They didn’t meet again until Robert came into the shop where Patti worked and bought her favourite necklace. In ‘Just Kids’, Patti recalls how she told him, “Don’t give it to any girl but me.” Yet it was the third meeting that cemented their friendship, when Robert saved Patti from a date by pretending to be her boyfriend; their first collaboration. This particular meeting, Patti and Robert wandered around the East Village. Patti told Robert childhood stories and he told her that he was planning on dropping acid later. Robert found a place for them to spend the night and they read books on Dada and Surrealism before falling asleep in each others arms.

The intimacy and artistic nature of their third meeting was woven through the rest of their friendship, which is documented in photographs, poems and Patti’s best-selling memoir, ‘Just Kids.’ Defined by their unruly hair, mismatched jewellery and black clothes, the pair exemplified bohemia.  Ambitious and romantic, they moved into the cheapest room in the Chelsea Hotel to be around other artists. They inhaled the atmosphere that the late hotel is now famous for. The chaotic and drug-fuelled lifestyles of their neighbours provided inspiration, but Patti and Robert were not wild child hipper-than-thou Warhol worshippers. They were timeless dreamers trying to forge their way in the world through their art.


Beginning as starving artists and going on to achieve great success, their life together seems like a rags to riches fairytale. However, Patti’s memoir shows the gritty reality of living in New York City with no money; having to worry about being able to afford food or shelter. In the early days, they sacrificed everything they had to create art. Their unshakeable faith in each other’s creativity aided their eventual success.

By the late ‘70s, a decade after they met, Patti Smith was an international rock star and Robert Mapplethorpe was shocking the nation with the S&M-inspired photography that he is best known for. In 1979, Patti left New York and drifted apart from Robert. Robert Mapplethorpe died in 1989, but in Patti’s memoir the pair will always be just kids, a pair of creative misfits trying to beat the odds with art and love. 

Tuesday, 8 August 2017

london calling

I finished interning at British Vogue just over a week ago. I am still processing the experience. It actually managed to surpass my expectations. I built it up a lot; made playlists, planned all my outfits well in advance, rewatched The September Issue and The Devil Wears Prada in preparation. I listened to 'Suddenly I See' as I walked to the office every morning, pretending to be in the latter film's opening sequence. I got the chance to speak to people I have admired for years. I spent my lunch breaks exploring Soho and Oxford Street. It was hard work, and stressful at times, but overall it was an absolute dream. Here are some photos from the three weeks I spent working there.

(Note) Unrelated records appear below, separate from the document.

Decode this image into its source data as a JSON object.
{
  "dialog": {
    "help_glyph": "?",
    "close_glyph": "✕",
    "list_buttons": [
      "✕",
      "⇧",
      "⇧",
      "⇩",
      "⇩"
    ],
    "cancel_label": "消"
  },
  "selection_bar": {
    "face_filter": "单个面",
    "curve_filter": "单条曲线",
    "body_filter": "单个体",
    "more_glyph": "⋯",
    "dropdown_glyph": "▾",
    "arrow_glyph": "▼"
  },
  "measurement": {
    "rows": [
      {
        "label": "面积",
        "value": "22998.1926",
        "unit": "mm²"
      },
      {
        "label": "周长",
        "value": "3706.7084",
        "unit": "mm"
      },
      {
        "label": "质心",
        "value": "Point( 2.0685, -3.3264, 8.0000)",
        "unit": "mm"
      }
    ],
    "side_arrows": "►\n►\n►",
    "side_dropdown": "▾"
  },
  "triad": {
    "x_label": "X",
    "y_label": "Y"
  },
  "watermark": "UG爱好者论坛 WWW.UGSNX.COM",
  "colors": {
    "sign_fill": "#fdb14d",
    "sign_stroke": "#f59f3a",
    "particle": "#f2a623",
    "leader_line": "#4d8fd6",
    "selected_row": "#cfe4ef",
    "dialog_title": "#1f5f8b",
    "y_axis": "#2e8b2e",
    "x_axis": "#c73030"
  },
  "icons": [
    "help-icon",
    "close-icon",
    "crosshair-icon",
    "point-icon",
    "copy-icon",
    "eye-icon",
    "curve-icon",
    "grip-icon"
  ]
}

I bought Vogue Italia from the Conde Nast shop at the end of my first week.


Hanover Square






Bond Street


Vogue office






I saw Lana Del Rey at Brixton, and she was a literal dream.



Cocktails in Shoreditch after my last day.

I turn 20 tomorrow, and although most of my friends have already passed this milestone it still feels like a big deal. Summer is speeding by and I'm going back up to Sheffield soon for my final year. I'm spending the rest of this summer reading, working on the next issue of Pretty and catching up with friends. Tomorrow I'm going to see the Black Power exhibition at the Tate Modern. I've wanted to see it since it opened and my tutor recommended that I see it for the America and the Avant Gardes module I'm taking in autumn. I am also going to see the Morrissey biopic, which the 15 year-old obsessive Smiths fan girl in me is ecstatic about. 

I feel like I have a lot of creative energy at the moment. I hope it lasts. I am really excited to share the next issue of Pretty with you. It's the best one yet and contains so many submissions from talented people. 

I hope you're having a good summer!